Who begins a talk about the mysteries of the cosmos with a story about a broken foot and a Polish jack-of-all-trades miracle worker?
Rob Bell does.
In my last post, which was a review of the Progressive Youth Ministry Conference, I ended by alluding that Rob Bell spoke, without giving much print to him.
Truth be told, Rob was indeed the featured “celebrity” speaker, the reason why some choose to attend the conference and for many the highlight of the weekend.
For ten years, much of my youth ministry teaching and pulpit preaching drew ideas and insights from Rob Bell’s books and Nooma videos. I have always appreciated his thoughts and admired his way of communicating. I know he has received a bad rap by a sub-sect of more fundamental Christians, but I still applaud his vision and was very happy to see him invited to come and speak at this year’s conference.
In classic Bell fashion, he cleverly crafted a story that helped illustrate how every question (and relative answer) always lends to another question…with a set of answers that inevitably lead to more questions.. Etc.. etc.
Every question and answer leads deeper down into mystery.
One of the basic premises of his talk was the view that all discoveries of humanity thus far, have actually done little to make sense of the human experience and emotions involved. Scientists becomes theologians the moment they exclaim “Wow” at some wonder they observe. Similarly we become theologians when we experience something profound that no discovery can address.
To Bell, the world will always need those who can create spaces for people to share in the unexplained mysteries of life. The human experience is rife with raw emotions that cannot be simply explained or rationed away. These emotions and longings draw us inextricably together in ways that modern science (such as quantum entanglement) may beginning to now realize.
The posture for people of faith towards the advancement of the sciences should be an openness without fear that it will limit our view. Rather, all discoveries and “truth” should be claimed and celebrated as an expanding of God’s presence in the cosmos and our particular lives.

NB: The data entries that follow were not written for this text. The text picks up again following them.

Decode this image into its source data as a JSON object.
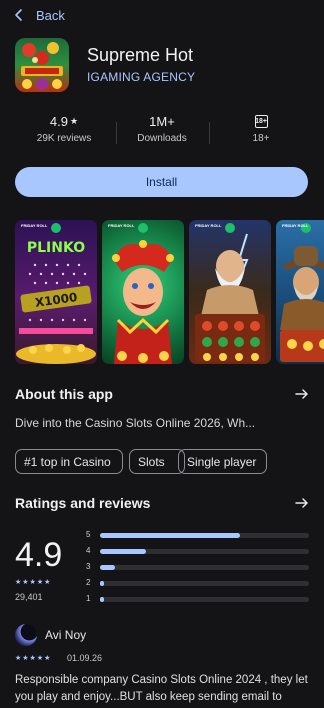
{
  "nav": {
    "back_label": "Back"
  },
  "app": {
    "title": "Supreme Hot",
    "developer": "IGAMING AGENCY"
  },
  "stats": {
    "rating": "4.9",
    "reviews": "29K reviews",
    "downloads": "1M+",
    "downloads_label": "Downloads",
    "age_badge": "18+",
    "age_label": "18+"
  },
  "install": {
    "label": "Install"
  },
  "screenshots": [
    {
      "brand": "FRIDAY ROLL",
      "name": "plinko",
      "caption": "PLINKO",
      "badge": "X1000"
    },
    {
      "brand": "FRIDAY ROLL",
      "name": "jester"
    },
    {
      "brand": "FRIDAY ROLL",
      "name": "zeus"
    },
    {
      "brand": "FRIDAY ROLL",
      "name": "cowboy"
    }
  ],
  "about": {
    "title": "About this app",
    "description": "Dive into the Casino Slots Online 2026, Wh..."
  },
  "tags": [
    "#1 top in Casino",
    "Slots",
    "Single player"
  ],
  "ratings": {
    "title": "Ratings and reviews",
    "score": "4.9",
    "stars": "★★★★★",
    "count": "29,401",
    "bars": [
      {
        "label": "5",
        "fraction": 0.67
      },
      {
        "label": "4",
        "fraction": 0.22
      },
      {
        "label": "3",
        "fraction": 0.07
      },
      {
        "label": "2",
        "fraction": 0.02
      },
      {
        "label": "1",
        "fraction": 0.02
      }
    ]
  },
  "review": {
    "name": "Avi Noy",
    "stars": "★★★★★",
    "date": "01.09.26",
    "text": "Responsible company Casino Slots Online 2024 , they let you play and enjoy...BUT also keep sending email to"
  },
  "colors": {
    "accent": "#a9c7ff",
    "background": "#141416"
  }
}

This mindset does indeed enhance, rather than inhibit, our sense of the inter-connectivity of everything and that the presence of God does permeate in all, through all and with all. This seems to concur with the ancients view of God and Jesus’ own beliefs. The great religious traditions have a beautiful role to still play in the world, but too often focus on creating (and then defending/protecting/expanding) their own particular “temples” i.e. institutions, buildings, doctrines, denominations, creeds, etc..
The challenge, Rob offered, is for church to build up the temple in order to inspire others but not to focus on the temple…rather tear it down and let the Divine flood into the world. This does not insinuate that God’s presence and activity is not already permeable throughout the cosmos, but rather how often people of faith believe that it somehow exists and operates almost exclusively within particularities. The Jews certainly believed that to be true with the Divine and the Temple. Jesus came onto the scene and radially revolutionized that concept in many ways, one of which was his conversation with a woman at a well:
1 Jesus said to her, “Woman, believe me, the hour is coming when you will worship the Father neither on this mountain nor in Jerusalem. 22 You worship what you do not know; we worship what we know, for salvation is from the Jews. 23 But the hour is coming, and is now here, when the true worshipers will worship the Father in spirit and truth, for the Father seeks such as these to worship him. 24 God is spirit, and those who worship him must worship in spirit and truth.”
Sadly, many Christians have continued this false dichotomy and almost dualism by insisting that God can only be found, understood and experienced through very specific (and often limited) means. This may include one’s particular creed, denomination, theological view, style of music, method of baptism, etc. etc.. etc…
What if the whole thing is a temple?
Everything and everywhere. The heights and depths. The earth and the heavens. The past and the future. Those of homo-sapien origins and perhaps those of extraterrestrial existence?
It seems to me that if this were true, it would expand God’s majesty and beauty, while at the same time enhancing the importance of every aspect of life. No more would the sacred -secular divide exist, which appears to be what Jesus desired and ushered in.
Well, every question leads to other questions, so I will ruminate on this idea for some time but am glad that Rob came to not only entertain us comically, but also enlighten us theologically in brilliant Bell fashion.